    The verb exploit began as a harmless derivative of Latin explicare, to unroll and thus disclose or explain and then as a noun an accomplishment. The verb came to mean make use of, profit from, and by the early 19th century, it was used to refer to the unfair use of mine workers. Some forms of labor are based on exchange: You mow my lawn, I pay you $50, and if you think the conditions or payment are unfair, you quite working for me. But, there are forms of labor in which, for good and ill, the laborer has little or no say about whether or not he will work or under what conditions and where the employer–a rather sinister word, when you think about it–reaps what some regard as a disproportionate and unfair share of the rewards. That part of the argument does not interest me. Most men have to work for a living, and for most of them, what matters most is what they do on their own free time.

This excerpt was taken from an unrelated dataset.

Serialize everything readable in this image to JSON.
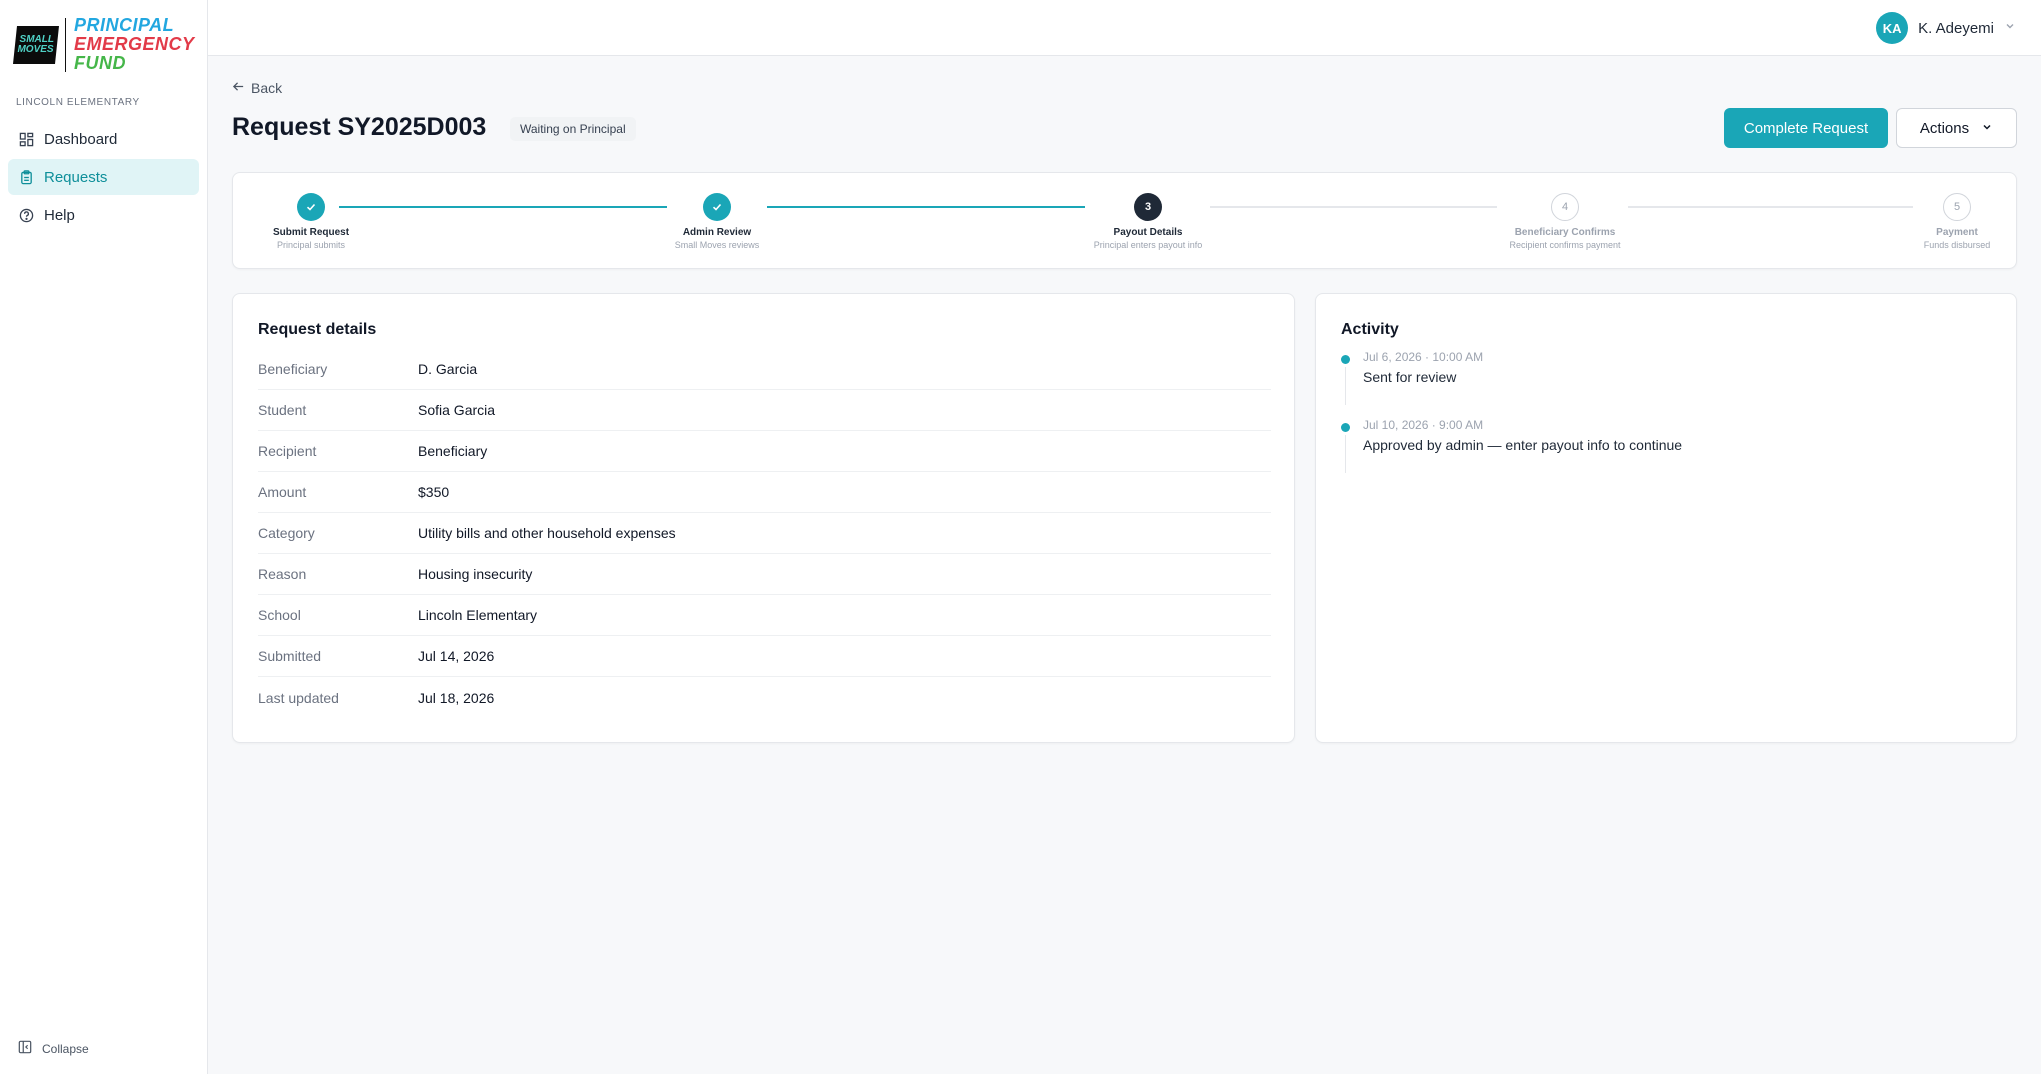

    If Mr Chaplin is engaged in the exploitation of labor in the ordinary sense of that word, I hope he has an ideology (like classical liberalism) or a religion (like Islam) that will numb his conscience. If known more than a few men who had fairly large work forces doing their bidding. Most of them paid good wages, offered decent benefits, and overall treated their employees decently. In giving employment such men, while profiting themselves, were benefactors of their workers and of society in general. The point I was making has little to do with such arrangements. In any developed economic system, there is a dividing line between those who give and those who receive orders, whether they are lords of the manor and serfs, proprietors and sharecroppers, mine-owners and miners. To fall into the cheap and sentimental lie that slavery is profoundly different is to join with those who are engaged in the systematic destruction of our heritage. All higher civilizations have had one or another form of slavery. When, on the eve of the War, a Yankee politician bragged that the states of the North had eliminated slavery, James Henry Hammond replied, “Yes, the name but not the thing.”

    One important goal for anyone studying history or ethics or politics is to attain the mental clarity that is needed to see through the platitudes imposed upon us as a means of controlling our thought. The lies about slavery are a libel against the American past.

  17. Michael Strenk says:

    Thank you, Dr. Fleming for the short history of labor exploitation in America. It summarizes quite well the experience of my own family in the mines and steel mills of Pennsylvania and West Virginia. What most modern libertarians don’t seem to realize is the power of the mine owners to steal back every penny paid and then some. Their properties were vast and there was no walking off of them to find a store not controlled by the mine to bring back supplies. There may have even been punishments for doing so, official or otherwise, like loss of employment. That first generation, if they couldn’t get out by finding work elsewhere, like through a relative in the city, rarely lived to their mid-fifties, especially in one piece. A good slave master might hope for quite a few more years of labor from his investment. No investment was made in mine and mill workers. It was strictly use them up and through them and their wives and their children away.

  18. Avatar photo Thomas Fleming says:

    Thanks for the useful comment. Today I’ll be doing a brief podcast on the subject that underlies this discussion, namely, what is freedom?